• **WHAT YOU SHOULD DO**:
The reply consists of one number only: how many lines in the listing below contain the word "false".

---

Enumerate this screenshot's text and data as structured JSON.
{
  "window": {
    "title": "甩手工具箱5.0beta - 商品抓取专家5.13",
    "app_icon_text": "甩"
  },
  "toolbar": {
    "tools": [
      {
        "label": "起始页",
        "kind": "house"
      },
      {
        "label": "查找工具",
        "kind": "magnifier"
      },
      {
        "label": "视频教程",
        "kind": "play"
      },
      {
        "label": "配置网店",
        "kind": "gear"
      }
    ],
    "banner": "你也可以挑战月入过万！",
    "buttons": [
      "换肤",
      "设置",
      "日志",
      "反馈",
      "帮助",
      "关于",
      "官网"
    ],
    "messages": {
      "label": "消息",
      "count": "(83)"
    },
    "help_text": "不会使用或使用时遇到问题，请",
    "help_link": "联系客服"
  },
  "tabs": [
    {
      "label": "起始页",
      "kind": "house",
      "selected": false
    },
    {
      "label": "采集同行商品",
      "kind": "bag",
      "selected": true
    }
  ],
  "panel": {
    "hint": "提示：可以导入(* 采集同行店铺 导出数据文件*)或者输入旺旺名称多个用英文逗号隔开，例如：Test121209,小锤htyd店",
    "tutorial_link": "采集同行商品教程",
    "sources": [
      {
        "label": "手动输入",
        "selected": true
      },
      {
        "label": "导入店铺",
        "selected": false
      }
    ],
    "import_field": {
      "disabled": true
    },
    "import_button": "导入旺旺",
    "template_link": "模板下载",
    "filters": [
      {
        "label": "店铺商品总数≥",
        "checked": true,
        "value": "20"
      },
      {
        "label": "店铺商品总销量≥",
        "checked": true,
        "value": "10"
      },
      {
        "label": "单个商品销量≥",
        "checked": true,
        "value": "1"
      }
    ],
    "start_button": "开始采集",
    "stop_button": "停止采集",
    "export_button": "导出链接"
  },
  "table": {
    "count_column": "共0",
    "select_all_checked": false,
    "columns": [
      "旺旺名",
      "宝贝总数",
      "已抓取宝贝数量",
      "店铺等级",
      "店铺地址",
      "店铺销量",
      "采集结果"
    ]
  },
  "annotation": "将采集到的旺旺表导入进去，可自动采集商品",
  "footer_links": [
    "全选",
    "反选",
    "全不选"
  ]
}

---

• **OUTPUT BELOW**:
3